_TASK ITEM:_
State how many lines in the material hold the string "page"; nothing besides that number is expected.

_DATA SUPPLIED:_
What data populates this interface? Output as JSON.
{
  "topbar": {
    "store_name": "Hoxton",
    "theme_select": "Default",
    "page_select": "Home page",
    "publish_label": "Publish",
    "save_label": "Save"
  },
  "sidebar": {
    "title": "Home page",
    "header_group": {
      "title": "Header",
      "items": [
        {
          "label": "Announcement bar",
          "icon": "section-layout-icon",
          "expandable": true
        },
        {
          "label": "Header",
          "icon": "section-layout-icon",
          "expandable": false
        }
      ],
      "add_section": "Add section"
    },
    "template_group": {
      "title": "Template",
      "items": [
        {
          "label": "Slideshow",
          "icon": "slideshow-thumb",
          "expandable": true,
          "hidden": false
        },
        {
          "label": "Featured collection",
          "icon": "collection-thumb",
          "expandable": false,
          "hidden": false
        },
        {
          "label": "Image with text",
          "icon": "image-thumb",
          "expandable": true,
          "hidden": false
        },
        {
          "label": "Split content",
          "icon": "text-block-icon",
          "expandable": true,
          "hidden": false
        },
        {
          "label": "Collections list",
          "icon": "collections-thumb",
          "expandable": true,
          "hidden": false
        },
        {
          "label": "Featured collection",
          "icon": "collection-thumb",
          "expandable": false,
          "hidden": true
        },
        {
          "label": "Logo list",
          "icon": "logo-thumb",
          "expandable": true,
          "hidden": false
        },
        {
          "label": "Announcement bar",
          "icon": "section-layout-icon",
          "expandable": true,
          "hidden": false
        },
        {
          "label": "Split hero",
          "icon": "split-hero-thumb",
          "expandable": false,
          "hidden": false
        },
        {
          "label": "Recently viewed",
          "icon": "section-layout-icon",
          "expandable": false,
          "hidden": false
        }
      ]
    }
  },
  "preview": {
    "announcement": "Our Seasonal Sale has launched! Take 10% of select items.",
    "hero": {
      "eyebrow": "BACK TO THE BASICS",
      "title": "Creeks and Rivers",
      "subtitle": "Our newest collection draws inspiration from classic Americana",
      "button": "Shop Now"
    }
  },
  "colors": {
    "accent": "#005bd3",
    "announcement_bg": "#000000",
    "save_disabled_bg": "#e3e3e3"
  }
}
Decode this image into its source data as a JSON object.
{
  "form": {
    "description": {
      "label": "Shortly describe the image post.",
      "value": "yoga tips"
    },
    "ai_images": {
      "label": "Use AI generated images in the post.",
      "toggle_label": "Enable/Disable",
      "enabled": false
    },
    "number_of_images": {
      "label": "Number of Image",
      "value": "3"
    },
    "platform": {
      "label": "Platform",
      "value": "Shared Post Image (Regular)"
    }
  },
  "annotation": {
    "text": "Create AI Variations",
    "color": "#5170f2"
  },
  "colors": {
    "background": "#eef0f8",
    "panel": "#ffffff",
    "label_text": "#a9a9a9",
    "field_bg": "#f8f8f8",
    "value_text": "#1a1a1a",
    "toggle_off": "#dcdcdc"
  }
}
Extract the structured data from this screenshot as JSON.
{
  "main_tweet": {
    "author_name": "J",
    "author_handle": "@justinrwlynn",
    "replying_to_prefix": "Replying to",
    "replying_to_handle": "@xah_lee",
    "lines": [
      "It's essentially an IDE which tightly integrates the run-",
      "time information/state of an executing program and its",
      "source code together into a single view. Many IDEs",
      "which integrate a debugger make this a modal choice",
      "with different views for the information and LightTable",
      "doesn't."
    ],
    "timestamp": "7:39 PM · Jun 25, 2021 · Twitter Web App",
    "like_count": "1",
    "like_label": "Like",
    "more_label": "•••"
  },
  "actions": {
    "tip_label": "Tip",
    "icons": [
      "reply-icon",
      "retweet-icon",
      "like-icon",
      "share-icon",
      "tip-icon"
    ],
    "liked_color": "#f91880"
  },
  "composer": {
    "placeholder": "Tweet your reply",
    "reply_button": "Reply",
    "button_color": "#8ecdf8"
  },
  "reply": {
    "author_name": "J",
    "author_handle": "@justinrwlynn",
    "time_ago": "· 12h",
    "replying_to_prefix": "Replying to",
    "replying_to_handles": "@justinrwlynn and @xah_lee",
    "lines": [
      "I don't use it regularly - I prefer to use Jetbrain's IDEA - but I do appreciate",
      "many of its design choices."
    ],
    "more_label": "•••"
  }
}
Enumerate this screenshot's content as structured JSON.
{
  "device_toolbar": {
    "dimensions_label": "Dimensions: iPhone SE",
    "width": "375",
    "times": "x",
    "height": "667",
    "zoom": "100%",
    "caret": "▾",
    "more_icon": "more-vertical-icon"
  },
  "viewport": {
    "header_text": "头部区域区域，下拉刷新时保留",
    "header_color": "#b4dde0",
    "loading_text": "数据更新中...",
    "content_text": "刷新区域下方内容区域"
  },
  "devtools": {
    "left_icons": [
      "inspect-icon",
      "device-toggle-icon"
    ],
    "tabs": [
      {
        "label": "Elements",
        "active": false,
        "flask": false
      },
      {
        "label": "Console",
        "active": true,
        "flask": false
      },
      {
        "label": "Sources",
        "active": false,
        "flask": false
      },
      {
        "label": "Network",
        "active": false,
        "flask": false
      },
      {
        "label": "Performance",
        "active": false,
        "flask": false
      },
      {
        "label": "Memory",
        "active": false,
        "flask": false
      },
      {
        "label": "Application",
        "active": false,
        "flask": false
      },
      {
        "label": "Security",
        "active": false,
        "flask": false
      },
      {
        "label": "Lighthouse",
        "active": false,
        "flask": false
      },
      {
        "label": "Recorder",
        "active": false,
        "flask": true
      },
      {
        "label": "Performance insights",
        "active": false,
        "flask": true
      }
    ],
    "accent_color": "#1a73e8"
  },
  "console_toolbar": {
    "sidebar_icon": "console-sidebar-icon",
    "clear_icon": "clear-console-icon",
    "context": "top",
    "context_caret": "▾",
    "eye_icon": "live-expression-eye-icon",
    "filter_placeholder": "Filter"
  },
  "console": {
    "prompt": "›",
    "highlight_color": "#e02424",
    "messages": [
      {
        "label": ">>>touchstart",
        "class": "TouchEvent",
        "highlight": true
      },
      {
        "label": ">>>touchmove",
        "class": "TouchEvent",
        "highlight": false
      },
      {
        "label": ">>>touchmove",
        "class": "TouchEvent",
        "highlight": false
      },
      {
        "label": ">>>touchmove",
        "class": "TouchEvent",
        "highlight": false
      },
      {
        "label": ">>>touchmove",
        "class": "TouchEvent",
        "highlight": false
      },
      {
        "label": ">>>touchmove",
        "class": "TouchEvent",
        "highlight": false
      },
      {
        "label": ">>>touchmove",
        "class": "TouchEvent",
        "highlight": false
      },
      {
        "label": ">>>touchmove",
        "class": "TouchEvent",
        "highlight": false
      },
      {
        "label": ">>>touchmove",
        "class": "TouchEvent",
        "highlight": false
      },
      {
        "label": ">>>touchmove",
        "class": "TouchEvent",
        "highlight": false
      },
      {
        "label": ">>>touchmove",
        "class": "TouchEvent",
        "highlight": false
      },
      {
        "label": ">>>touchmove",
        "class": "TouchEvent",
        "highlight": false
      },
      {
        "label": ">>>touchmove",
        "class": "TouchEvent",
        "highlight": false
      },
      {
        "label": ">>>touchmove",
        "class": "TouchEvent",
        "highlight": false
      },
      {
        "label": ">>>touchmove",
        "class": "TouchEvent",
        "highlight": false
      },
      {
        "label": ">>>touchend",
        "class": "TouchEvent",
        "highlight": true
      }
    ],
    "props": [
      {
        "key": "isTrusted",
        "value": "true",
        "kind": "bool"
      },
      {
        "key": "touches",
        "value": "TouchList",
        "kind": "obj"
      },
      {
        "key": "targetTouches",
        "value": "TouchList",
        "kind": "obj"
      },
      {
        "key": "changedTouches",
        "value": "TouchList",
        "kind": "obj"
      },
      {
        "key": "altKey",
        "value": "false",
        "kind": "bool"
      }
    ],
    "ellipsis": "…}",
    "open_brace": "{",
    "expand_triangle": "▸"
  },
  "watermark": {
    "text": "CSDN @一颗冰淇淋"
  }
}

_RESPONSE FOR THIS EXERCISE:_
2